▸ **Task item**:
A verbatim reproduction of every entry is the expected answer.

↓

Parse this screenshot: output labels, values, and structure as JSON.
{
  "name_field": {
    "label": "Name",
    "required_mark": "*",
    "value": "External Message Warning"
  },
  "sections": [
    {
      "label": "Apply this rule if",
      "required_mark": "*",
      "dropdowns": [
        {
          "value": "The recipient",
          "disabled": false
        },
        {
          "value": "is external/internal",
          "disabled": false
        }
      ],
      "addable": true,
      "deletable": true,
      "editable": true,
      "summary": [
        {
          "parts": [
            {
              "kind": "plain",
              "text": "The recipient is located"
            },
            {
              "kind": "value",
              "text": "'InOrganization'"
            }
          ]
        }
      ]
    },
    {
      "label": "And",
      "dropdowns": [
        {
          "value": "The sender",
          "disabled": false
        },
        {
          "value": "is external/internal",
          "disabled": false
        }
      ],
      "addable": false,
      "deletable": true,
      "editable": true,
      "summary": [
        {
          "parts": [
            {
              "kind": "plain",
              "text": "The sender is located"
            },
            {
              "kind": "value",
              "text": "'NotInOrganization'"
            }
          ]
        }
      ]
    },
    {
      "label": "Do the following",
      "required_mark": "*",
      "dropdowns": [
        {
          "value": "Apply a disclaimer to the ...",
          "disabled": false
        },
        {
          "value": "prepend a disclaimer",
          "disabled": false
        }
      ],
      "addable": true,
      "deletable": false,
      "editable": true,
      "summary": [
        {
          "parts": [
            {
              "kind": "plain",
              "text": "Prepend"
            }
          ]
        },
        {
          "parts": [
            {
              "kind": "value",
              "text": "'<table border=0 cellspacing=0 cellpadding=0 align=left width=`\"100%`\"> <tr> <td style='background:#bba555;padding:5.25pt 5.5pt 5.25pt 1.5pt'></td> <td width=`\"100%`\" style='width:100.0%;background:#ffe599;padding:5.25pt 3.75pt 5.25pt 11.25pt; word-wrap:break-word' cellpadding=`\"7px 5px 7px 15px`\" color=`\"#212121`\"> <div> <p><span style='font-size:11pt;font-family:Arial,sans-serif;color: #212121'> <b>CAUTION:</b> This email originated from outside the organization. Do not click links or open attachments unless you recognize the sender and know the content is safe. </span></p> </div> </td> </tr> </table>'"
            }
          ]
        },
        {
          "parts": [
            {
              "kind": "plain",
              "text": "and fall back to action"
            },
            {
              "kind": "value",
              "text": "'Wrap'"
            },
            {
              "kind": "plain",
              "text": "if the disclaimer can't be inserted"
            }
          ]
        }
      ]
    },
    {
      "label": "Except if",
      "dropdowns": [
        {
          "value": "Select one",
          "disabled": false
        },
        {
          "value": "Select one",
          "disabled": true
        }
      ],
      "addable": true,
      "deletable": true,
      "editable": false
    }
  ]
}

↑

▸ **Result of the exercise**:
Parse this screenshot: output labels, values, and structure as JSON.
{
  "name_field": {
    "label": "Name",
    "required_mark": "*",
    "value": "External Message Warning"
  },
  "sections": [
    {
      "label": "Apply this rule if",
      "required_mark": "*",
      "dropdowns": [
        {
          "value": "The recipient",
          "disabled": false
        },
        {
          "value": "is external/internal",
          "disabled": false
        }
      ],
      "addable": true,
      "deletable": true,
      "editable": true,
      "summary": [
        {
          "parts": [
            {
              "kind": "plain",
              "text": "The recipient is located"
            },
            {
              "kind": "value",
              "text": "'InOrganization'"
            }
          ]
        }
      ]
    },
    {
      "label": "And",
      "dropdowns": [
        {
          "value": "The sender",
          "disabled": false
        },
        {
          "value": "is external/internal",
          "disabled": false
        }
      ],
      "addable": false,
      "deletable": true,
      "editable": true,
      "summary": [
        {
          "parts": [
            {
              "kind": "plain",
              "text": "The sender is located"
            },
            {
              "kind": "value",
              "text": "'NotInOrganization'"
            }
          ]
        }
      ]
    },
    {
      "label": "Do the following",
      "required_mark": "*",
      "dropdowns": [
        {
          "value": "Apply a disclaimer to the ...",
          "disabled": false
        },
        {
          "value": "prepend a disclaimer",
          "disabled": false
        }
      ],
      "addable": true,
      "deletable": false,
      "editable": true,
      "summary": [
        {
          "parts": [
            {
              "kind": "plain",
              "text": "Prepend"
            }
          ]
        },
        {
          "parts": [
            {
              "kind": "value",
              "text": "'<table border=0 cellspacing=0 cellpadding=0 align=left width=`\"100%`\"> <tr> <td style='background:#bba555;padding:5.25pt 5.5pt 5.25pt 1.5pt'></td> <td width=`\"100%`\" style='width:100.0%;background:#ffe599;padding:5.25pt 3.75pt 5.25pt 11.25pt; word-wrap:break-word' cellpadding=`\"7px 5px 7px 15px`\" color=`\"#212121`\"> <div> <p><span style='font-size:11pt;font-family:Arial,sans-serif;color: #212121'> <b>CAUTION:</b> This email originated from outside the organization. Do not click links or open attachments unless you recognize the sender and know the content is safe. </span></p> </div> </td> </tr> </table>'"
            }
          ]
        },
        {
          "parts": [
            {
              "kind": "plain",
              "text": "and fall back to action"
            },
            {
              "kind": "value",
              "text": "'Wrap'"
            },
            {
              "kind": "plain",
              "text": "if the disclaimer can't be inserted"
            }
          ]
        }
      ]
    },
    {
      "label": "Except if",
      "dropdowns": [
        {
          "value": "Select one",
          "disabled": false
        },
        {
          "value": "Select one",
          "disabled": true
        }
      ],
      "addable": true,
      "deletable": true,
      "editable": false
    }
  ]
}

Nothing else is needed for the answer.